Grieving parents have had to deal with this type of issue before.
Francisco Reynoso, a gardener who makes $21,000 annually, was stuck with his son's private student loan debt after he died. Reynoso had co-signed for the student loans.
Key Bank resisted forgiving the student debt for Rutgers University student Christopher Bryski for years after their death but eventually gave after the public responded to reports in the media.
"Unfortunately, the law does require loans discharged because of disability or death to be reported as cancellation of debt income. … While there are options for some borrowers, they are complicated and confusing," Persis Yi, staff attorney at the National Consumer Law Center, told HuffPost blogger C. Cryn Johannsen. "It is most unfortunate that the system is set up to wreak great havoc on borrower's lives at a time when the borrower deserves the most compassion."
CORRECTION: A previous version of this article incorrectly asserted that Roswell Friend and his mother were co-signers on a loan.
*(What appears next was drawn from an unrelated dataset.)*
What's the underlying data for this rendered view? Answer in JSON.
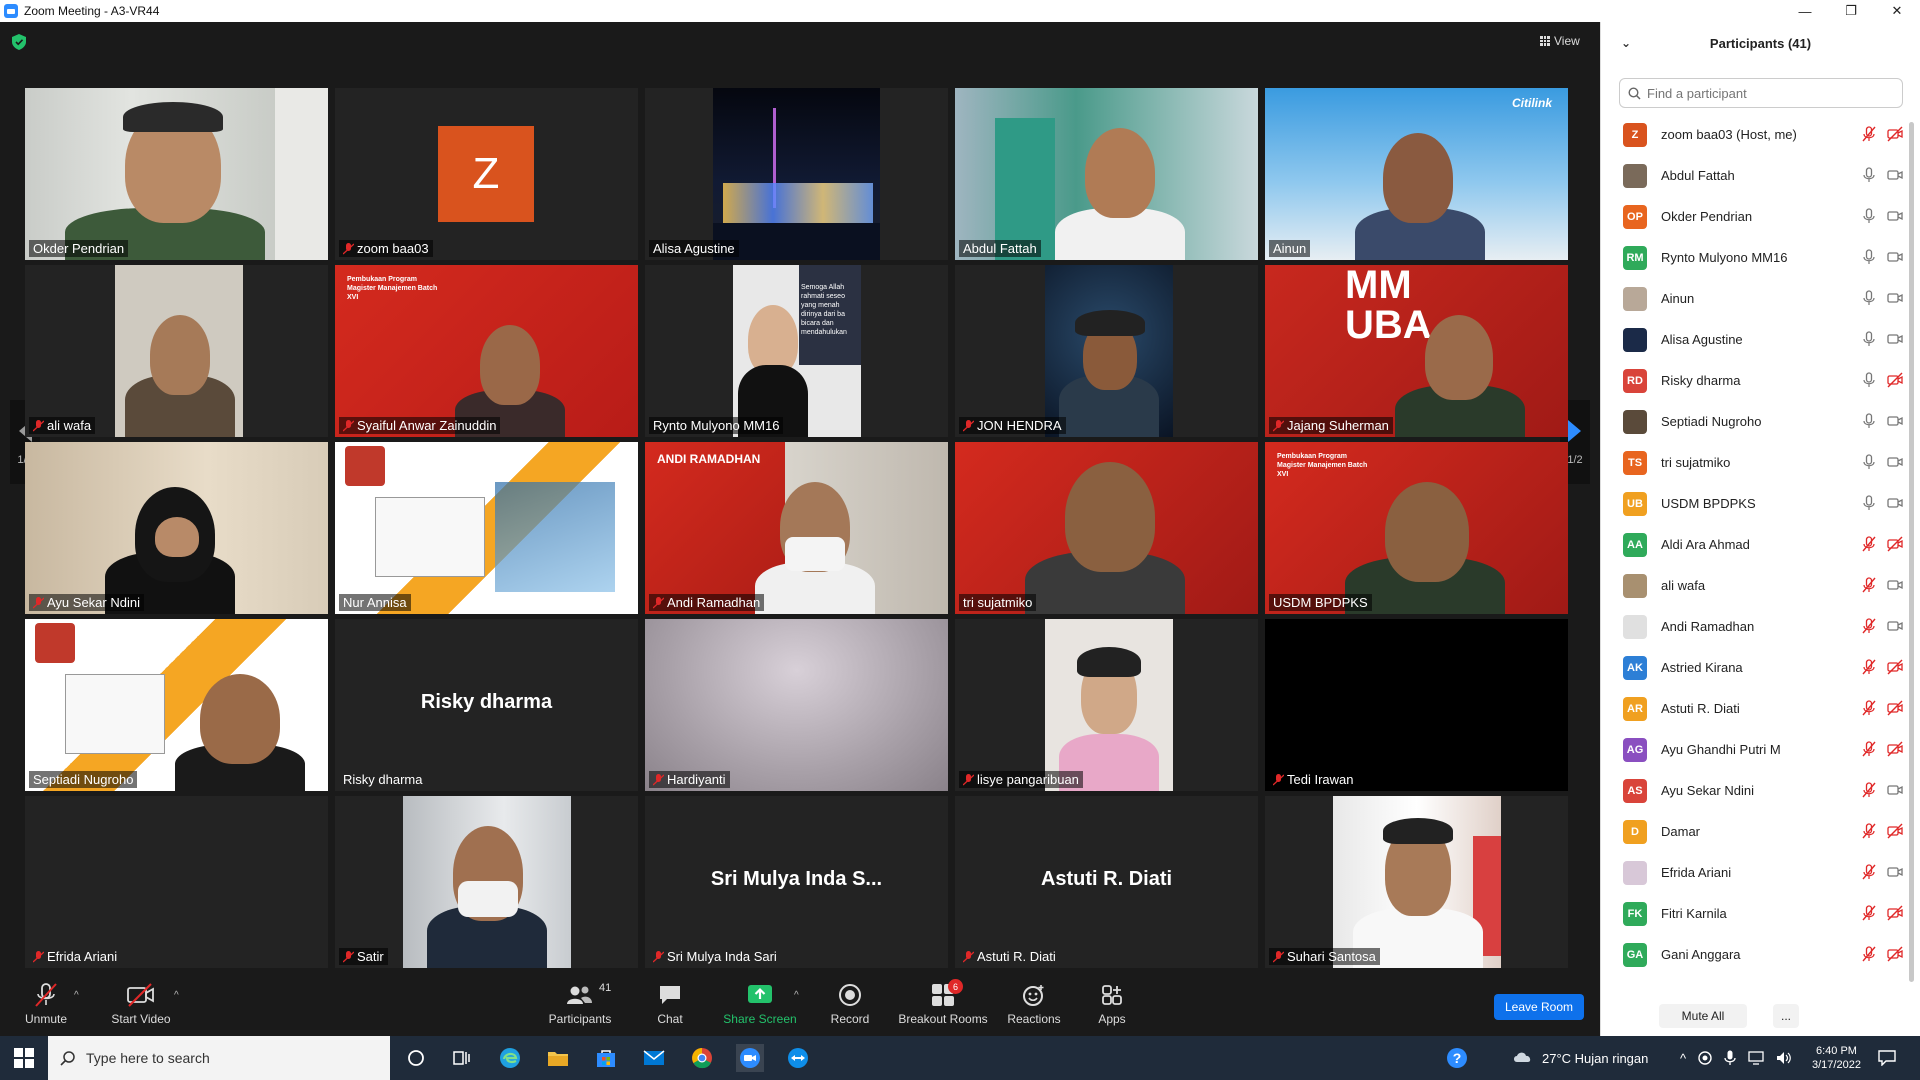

Regina Friend was individually responsible for the Parent Plus loan.
BEFORE YOU GO
How to vote
Vote-by-mail ballot request deadline: Varies by state
For the Nov 3 election: States are making it easier for citizens to vote absentee by mail this year due to the coronavirus. Each state has its own rules for mail-in absentee voting. Visit your state election office website to find out if you can vote by mail.Get more informationTrack ballot status
In-person early voting dates: Varies by state
Sometimes circumstances make it hard or impossible for you to vote on Election Day. But your state may let you vote during a designated early voting period. You don't need an excuse to vote early. Visit your state election office website to find out whether they offer early voting.My Election Office
General Election: Nov 3, 2020
Polling hours on Election Day: Varies by state/localityMy Polling Place